DESCRIPTION OF THE TASK
Whenever a line in the material below contains "value", copy that line.
══ ENTRIES PROVIDED ══
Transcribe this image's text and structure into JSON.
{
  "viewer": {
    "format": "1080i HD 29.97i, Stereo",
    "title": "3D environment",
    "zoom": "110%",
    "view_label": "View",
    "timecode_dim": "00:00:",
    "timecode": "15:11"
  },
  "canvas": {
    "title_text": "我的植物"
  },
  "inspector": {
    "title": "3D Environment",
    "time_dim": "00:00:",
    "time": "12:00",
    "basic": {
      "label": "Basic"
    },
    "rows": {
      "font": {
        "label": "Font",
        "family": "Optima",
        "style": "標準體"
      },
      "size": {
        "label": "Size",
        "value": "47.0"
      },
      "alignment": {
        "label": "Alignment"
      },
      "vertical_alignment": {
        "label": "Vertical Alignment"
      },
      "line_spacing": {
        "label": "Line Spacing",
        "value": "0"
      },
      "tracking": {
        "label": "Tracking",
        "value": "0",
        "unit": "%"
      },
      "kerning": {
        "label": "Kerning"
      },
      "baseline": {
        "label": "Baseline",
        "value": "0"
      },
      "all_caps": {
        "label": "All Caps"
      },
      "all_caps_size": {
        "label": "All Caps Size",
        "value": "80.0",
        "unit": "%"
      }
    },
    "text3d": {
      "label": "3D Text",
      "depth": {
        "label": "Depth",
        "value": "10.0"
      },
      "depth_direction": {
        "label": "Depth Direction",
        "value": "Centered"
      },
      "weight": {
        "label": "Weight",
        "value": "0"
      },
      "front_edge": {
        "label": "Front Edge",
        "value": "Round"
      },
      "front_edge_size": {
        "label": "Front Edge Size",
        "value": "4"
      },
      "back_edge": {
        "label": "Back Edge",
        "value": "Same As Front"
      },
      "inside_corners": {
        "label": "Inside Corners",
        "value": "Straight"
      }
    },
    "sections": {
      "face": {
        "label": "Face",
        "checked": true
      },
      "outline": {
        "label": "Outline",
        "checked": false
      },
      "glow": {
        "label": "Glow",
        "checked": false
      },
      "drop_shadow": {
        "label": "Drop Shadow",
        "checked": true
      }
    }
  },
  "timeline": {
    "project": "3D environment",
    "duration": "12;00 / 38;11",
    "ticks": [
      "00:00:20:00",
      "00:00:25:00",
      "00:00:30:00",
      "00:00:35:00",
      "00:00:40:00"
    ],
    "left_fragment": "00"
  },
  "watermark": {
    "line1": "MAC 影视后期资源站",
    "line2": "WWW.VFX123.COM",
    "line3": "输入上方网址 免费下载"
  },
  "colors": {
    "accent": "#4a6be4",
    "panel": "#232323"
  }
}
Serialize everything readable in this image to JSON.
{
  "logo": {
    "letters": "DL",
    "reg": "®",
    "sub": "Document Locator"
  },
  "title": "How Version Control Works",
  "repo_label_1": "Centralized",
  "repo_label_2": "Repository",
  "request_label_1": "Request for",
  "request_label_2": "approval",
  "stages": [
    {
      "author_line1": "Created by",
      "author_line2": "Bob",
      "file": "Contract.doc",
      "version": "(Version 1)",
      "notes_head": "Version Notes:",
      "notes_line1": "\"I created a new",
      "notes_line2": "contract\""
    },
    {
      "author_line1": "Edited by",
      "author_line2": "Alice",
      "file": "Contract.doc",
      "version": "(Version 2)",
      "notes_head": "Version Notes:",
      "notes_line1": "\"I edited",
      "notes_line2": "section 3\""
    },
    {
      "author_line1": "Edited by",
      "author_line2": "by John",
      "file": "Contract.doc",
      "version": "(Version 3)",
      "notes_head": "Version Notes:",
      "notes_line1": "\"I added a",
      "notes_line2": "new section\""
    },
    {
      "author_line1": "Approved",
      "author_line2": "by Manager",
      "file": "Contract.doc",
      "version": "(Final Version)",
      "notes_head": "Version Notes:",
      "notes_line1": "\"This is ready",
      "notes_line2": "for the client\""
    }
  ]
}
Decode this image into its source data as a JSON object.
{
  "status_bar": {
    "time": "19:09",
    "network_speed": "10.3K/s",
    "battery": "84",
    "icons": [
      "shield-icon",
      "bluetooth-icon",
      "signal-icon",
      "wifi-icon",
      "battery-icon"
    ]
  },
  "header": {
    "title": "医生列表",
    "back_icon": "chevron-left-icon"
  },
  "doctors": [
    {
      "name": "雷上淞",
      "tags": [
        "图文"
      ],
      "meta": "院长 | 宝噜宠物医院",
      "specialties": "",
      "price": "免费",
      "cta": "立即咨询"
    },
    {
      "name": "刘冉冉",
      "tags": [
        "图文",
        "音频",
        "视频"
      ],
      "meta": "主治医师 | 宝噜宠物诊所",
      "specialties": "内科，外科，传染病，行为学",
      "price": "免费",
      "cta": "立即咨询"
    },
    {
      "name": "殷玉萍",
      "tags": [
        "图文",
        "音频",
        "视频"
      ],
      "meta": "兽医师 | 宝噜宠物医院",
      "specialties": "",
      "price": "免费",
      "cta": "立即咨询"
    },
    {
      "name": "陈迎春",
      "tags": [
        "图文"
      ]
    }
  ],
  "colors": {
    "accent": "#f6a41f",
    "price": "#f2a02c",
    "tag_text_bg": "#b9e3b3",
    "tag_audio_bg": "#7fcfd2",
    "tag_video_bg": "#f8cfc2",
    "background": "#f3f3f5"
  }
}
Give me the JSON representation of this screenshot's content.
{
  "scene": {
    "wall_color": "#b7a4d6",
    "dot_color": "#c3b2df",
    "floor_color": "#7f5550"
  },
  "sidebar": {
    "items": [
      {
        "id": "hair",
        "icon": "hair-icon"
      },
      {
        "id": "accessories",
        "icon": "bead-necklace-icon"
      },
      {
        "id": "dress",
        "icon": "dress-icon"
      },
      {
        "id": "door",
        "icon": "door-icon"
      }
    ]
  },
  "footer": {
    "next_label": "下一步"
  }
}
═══
TASK ANSWER
        "value": "47.0"
        "value": "0"
        "value": "0",
        "value": "0"
        "value": "80.0",
        "value": "10.0"
        "value": "Centered"
        "value": "0"
        "value": "Round"
        "value": "4"
        "value": "Same As Front"
        "value": "Straight"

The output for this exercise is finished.